By Amanda Perreault
THUNDER BAY – The beginning of classes at the beginning of the 2018-19 academic year started with a kick off featuring a very knowledgeable speaker, Dr. Niigaanwewidam Sinclair at this year’s Maadaadazi 2018 – student orientation for the Aboriginal Initiative – Cultural & Support-Lakehead University at Marina Park.
A three-time award-winning co-editor of Connections Centring Anishinabeg Studies, Understanding The World through stories, Manitowapow, Aboriginal writings from the Land and Water, The Winter We Danced, Voices of the Past, the Future & The Idle No More Movement are just some of the accomplishments of Dr. Niigaanwewidam Sinclair. He is also a columnist for the Winnipeg Free Press. ‘
His sincere love for his family connection with his daughter and stories growing up and now with the effects of residential school will be an ongoing awareness but it will never defeat them.
Indigenous peoples have been hurt for generations by layered historic social and cultural trauma that in healing, we need to want to listen.
Knowing about our people’s history and culture gives strength and pride and a sense of belonging it gives more grounding in life. A connection we recognize and honour for our ancestor’s cultural activity in language, art, law and dance. It allows a way of sharing survival skills and a connection to the medicines of the land and water and sky.
When Prime Minister Stephen Harper made the apology to the Residential school horrific experiences on June 11, 2008, the grassroots acknowledged culture, people, Land, health and law cannot be separated. It cannot be separated because it is how we work together and respect our Country on which we live that will enable us to continue to live for generations that give more grounding in life, and the ability to be able to provide and obtain food and other necessities for support for Ecosystems with the Earth.
The Tenth Annual Fall Harvest attributed through the Aboriginal Cultural and Support program at Lakehead University took place at the ceremonial site at LU, sharing knowledge to all who attended open to the public.
Teachings on sweat lodge ceremonies, herbal teas made of rosehip, labrador leaves, cedar, birchbark teachings, fish, frybread, storytelling brought the community together filled with pride for our culture, wisdom filled with knowledge and humbleness because not a lot of our own people know, but many asked questions, especially the young generation.
I can’t wait till next year when young people and students can get out and volunteer to assist our elders of the community making yet another year successful as they accomplished this year. A job well done bringing unity and light to our beautiful indigenous tradition of culture.

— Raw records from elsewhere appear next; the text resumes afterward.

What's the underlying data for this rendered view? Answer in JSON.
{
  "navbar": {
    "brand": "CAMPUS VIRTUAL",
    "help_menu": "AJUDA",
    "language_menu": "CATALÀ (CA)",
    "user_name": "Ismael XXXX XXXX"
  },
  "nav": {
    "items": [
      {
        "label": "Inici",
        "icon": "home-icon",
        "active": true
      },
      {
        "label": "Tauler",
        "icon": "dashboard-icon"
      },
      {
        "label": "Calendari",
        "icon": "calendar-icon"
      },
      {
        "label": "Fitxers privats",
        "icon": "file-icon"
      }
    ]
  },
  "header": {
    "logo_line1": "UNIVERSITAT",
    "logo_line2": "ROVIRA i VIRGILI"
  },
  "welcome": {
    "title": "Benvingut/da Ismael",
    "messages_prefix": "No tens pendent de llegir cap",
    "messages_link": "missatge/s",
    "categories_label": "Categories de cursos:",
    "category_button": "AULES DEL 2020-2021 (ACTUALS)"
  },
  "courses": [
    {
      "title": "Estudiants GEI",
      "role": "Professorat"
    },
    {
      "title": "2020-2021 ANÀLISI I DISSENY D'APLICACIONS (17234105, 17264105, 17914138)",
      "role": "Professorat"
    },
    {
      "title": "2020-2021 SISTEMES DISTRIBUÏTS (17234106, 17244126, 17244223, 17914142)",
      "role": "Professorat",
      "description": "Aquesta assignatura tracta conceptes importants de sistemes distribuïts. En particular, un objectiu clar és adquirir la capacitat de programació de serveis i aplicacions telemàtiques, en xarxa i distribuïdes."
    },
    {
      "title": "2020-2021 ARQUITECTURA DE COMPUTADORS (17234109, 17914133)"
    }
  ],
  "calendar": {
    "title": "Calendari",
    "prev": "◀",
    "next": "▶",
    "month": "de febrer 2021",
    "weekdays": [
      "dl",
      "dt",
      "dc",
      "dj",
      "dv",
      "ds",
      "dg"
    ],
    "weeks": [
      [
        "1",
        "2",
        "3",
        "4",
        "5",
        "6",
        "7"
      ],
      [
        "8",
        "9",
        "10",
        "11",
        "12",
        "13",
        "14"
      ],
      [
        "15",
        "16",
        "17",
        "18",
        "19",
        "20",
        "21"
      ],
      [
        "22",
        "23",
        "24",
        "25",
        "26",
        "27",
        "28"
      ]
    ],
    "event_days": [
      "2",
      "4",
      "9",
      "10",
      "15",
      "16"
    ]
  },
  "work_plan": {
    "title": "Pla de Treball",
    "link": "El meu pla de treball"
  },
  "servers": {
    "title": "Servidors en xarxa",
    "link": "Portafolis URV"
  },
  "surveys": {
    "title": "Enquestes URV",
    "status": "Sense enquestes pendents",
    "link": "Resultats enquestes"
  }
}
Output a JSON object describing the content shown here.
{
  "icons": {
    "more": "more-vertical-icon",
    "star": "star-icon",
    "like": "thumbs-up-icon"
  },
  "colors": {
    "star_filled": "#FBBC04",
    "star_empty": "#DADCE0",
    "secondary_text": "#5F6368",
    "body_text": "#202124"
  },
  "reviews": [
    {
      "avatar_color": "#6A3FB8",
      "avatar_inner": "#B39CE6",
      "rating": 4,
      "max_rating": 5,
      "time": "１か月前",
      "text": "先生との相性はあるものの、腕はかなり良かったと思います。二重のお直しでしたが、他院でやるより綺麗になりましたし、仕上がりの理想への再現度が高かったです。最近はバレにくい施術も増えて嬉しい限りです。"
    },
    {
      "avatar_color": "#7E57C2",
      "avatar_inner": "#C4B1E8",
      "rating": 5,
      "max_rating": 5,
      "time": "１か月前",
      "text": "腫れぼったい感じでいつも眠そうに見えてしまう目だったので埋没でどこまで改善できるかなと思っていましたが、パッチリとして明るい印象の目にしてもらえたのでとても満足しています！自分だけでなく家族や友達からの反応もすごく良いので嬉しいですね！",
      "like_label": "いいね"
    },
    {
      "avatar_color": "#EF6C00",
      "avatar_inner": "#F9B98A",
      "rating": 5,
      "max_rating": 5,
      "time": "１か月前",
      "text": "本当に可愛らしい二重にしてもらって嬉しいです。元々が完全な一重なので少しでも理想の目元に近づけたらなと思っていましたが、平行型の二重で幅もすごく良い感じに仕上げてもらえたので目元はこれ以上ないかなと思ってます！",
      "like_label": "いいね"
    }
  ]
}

Chi meegwech for allowing me to bring my clan of Lynx Cubs with me this year.